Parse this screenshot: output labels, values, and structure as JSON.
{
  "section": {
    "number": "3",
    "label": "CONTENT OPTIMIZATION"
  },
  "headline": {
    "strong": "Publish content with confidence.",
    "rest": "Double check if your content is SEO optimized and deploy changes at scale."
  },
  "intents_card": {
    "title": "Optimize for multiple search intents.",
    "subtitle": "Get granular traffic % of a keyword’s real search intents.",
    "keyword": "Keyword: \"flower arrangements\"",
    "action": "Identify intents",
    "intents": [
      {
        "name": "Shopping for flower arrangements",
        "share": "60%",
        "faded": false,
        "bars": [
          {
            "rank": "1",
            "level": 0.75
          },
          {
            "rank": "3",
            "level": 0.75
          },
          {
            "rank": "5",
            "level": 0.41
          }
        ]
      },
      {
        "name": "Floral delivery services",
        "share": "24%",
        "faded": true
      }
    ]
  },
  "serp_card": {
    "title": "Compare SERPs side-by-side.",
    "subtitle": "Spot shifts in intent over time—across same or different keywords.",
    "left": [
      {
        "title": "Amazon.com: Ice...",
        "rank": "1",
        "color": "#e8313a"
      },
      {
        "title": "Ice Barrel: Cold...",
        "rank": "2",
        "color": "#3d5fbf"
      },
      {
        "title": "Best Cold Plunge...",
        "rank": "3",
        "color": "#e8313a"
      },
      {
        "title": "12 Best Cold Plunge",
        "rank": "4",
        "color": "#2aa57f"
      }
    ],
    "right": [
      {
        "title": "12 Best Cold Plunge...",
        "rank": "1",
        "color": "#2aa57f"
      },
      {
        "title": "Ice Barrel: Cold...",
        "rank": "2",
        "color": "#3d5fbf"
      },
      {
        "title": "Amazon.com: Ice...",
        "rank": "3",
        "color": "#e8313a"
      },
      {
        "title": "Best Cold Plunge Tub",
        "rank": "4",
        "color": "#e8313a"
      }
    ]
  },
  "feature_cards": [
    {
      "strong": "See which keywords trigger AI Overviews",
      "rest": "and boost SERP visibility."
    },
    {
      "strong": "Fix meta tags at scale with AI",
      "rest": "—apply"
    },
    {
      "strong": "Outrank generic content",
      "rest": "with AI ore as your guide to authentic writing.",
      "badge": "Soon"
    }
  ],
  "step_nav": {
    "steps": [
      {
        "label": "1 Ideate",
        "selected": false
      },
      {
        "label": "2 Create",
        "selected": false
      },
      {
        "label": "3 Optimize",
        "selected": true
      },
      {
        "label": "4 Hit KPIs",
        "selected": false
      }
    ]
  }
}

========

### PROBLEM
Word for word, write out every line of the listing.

### SOLUTION TO THE PROBLEM
Parse this screenshot: output labels, values, and structure as JSON.
{
  "section": {
    "number": "3",
    "label": "CONTENT OPTIMIZATION"
  },
  "headline": {
    "strong": "Publish content with confidence.",
    "rest": "Double check if your content is SEO optimized and deploy changes at scale."
  },
  "intents_card": {
    "title": "Optimize for multiple search intents.",
    "subtitle": "Get granular traffic % of a keyword’s real search intents.",
    "keyword": "Keyword: \"flower arrangements\"",
    "action": "Identify intents",
    "intents": [
      {
        "name": "Shopping for flower arrangements",
        "share": "60%",
        "faded": false,
        "bars": [
          {
            "rank": "1",
            "level": 0.75
          },
          {
            "rank": "3",
            "level": 0.75
          },
          {
            "rank": "5",
            "level": 0.41
          }
        ]
      },
      {
        "name": "Floral delivery services",
        "share": "24%",
        "faded": true
      }
    ]
  },
  "serp_card": {
    "title": "Compare SERPs side-by-side.",
    "subtitle": "Spot shifts in intent over time—across same or different keywords.",
    "left": [
      {
        "title": "Amazon.com: Ice...",
        "rank": "1",
        "color": "#e8313a"
      },
      {
        "title": "Ice Barrel: Cold...",
        "rank": "2",
        "color": "#3d5fbf"
      },
      {
        "title": "Best Cold Plunge...",
        "rank": "3",
        "color": "#e8313a"
      },
      {
        "title": "12 Best Cold Plunge",
        "rank": "4",
        "color": "#2aa57f"
      }
    ],
    "right": [
      {
        "title": "12 Best Cold Plunge...",
        "rank": "1",
        "color": "#2aa57f"
      },
      {
        "title": "Ice Barrel: Cold...",
        "rank": "2",
        "color": "#3d5fbf"
      },
      {
        "title": "Amazon.com: Ice...",
        "rank": "3",
        "color": "#e8313a"
      },
      {
        "title": "Best Cold Plunge Tub",
        "rank": "4",
        "color": "#e8313a"
      }
    ]
  },
  "feature_cards": [
    {
      "strong": "See which keywords trigger AI Overviews",
      "rest": "and boost SERP visibility."
    },
    {
      "strong": "Fix meta tags at scale with AI",
      "rest": "—apply"
    },
    {
      "strong": "Outrank generic content",
      "rest": "with AI ore as your guide to authentic writing.",
      "badge": "Soon"
    }
  ],
  "step_nav": {
    "steps": [
      {
        "label": "1 Ideate",
        "selected": false
      },
      {
        "label": "2 Create",
        "selected": false
      },
      {
        "label": "3 Optimize",
        "selected": true
      },
      {
        "label": "4 Hit KPIs",
        "selected": false
      }
    ]
  }
}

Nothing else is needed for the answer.